Economic Impacts Q3

Larapin Momma's Mix

Food Industry Project

Laurie Allen of Chickasha, Oklahoma, is publishing a recipe book called "Larapin Good." To accompany these recipes, she has developed seasoning blends for which she wants to market. Allen requested assistance from FAPC to update the design of her logo and develop a label for her product package. Allen is currently working with Cedar Hill Seasoning in Edmond, Oklahoma, to co-pack her products.

Mini Rev Coffee Roaster

Research Project

FAPC is helping US Roaster Corp,located in Oklahoma City, market a small, smokeless electric coffee bean roaster with cloud connectivity. The new mini coffee bean roaster design is based on the company's flagship roaster, The Revelation, and can roast a batch of beans in 8 to 16 minutes, depending on the recipe. Target customers for this roaster include small coffee shops in the United States, China and Europe that want to add whole bean roasting to their operations. The mini Revelation allows users to connect a handheld electronic device to download and upload profile formulations with scalability from small to large roasters. The roaster also includes an interchangeable drum that is dishwasher safe. With FAPC's assistance, US Roasters Corp received a grant from the Oklahoma Applied Research Support Program within the Oklahoma Center for the Advancement of Science and Technology to improve the low-cost mini roaster.

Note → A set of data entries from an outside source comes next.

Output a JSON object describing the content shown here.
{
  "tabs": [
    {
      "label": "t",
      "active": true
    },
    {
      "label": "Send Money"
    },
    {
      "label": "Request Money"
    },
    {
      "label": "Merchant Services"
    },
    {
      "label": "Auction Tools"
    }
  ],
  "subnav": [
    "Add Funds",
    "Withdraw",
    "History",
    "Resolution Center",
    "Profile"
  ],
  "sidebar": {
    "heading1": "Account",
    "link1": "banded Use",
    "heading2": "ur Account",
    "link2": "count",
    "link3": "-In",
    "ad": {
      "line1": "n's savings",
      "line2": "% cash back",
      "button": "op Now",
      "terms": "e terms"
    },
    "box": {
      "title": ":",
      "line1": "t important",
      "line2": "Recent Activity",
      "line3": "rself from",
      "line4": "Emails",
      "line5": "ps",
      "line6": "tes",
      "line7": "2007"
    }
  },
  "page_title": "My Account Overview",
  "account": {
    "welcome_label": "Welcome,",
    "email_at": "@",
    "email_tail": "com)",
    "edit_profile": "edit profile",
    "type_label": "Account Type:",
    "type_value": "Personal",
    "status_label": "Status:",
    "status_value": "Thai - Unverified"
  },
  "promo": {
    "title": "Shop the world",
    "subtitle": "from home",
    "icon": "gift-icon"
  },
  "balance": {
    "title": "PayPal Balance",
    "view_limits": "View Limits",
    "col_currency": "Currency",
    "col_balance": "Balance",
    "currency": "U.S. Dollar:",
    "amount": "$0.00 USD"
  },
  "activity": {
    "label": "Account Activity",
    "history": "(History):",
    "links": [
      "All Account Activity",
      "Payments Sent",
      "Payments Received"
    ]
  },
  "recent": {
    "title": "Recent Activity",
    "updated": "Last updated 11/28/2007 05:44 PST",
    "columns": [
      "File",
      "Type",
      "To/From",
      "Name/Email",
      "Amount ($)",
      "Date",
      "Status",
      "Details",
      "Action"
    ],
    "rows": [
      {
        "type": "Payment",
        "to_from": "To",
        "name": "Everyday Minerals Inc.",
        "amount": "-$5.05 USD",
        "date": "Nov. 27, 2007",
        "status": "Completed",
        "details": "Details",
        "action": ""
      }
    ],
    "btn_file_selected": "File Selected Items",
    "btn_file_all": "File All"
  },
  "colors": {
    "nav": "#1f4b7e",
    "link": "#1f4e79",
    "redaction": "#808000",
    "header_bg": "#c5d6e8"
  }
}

Highlighted Video

Highlighted Photo

Goat milk frozen yogurt, insect protein bars and ethnic pudding were unveiled during FAPC's first-ever Food & Beverage Product Development Competition. The Sept. 12 competition challenged college students to share their creative and innovative ideas for new food and beverage products to help foster creative research, idea development, product and process development, and commercialization potential and evaluation.

Food Product Development Competition

Activity at FAPC

The following is activity that occurred during the third quarter of 2017 (July to September) at FAPC:
  • FAPC served on 39 key client projects.
  • 43 visitor sessions or tours and a total of 317 guests visited the center for tours or work.
  • FAPC issued 20 Process Authority Letters and 6 nutrition label sets.
  • FAPC communications included 88 media and news releases, articles, extension reports and feature articles.
  • 18 continuing education and training events were held with 321 attendees.
  • The FAPC pilot plant harvested or processed 65 beef, 70 hogs and 17 lambs.

Fast Fact

Did you know the Centers for Disease Control and Prevention estimates that each year about 1 in 6 Americans get sick from foodborne diseases? While the U.S. food supply is one of the safest in the world, food safety during the holidays is a must in order to prevent bacteria from growing and causing illness. FAPC offers the top 10 food safety tips to remember this holiday season. Read more.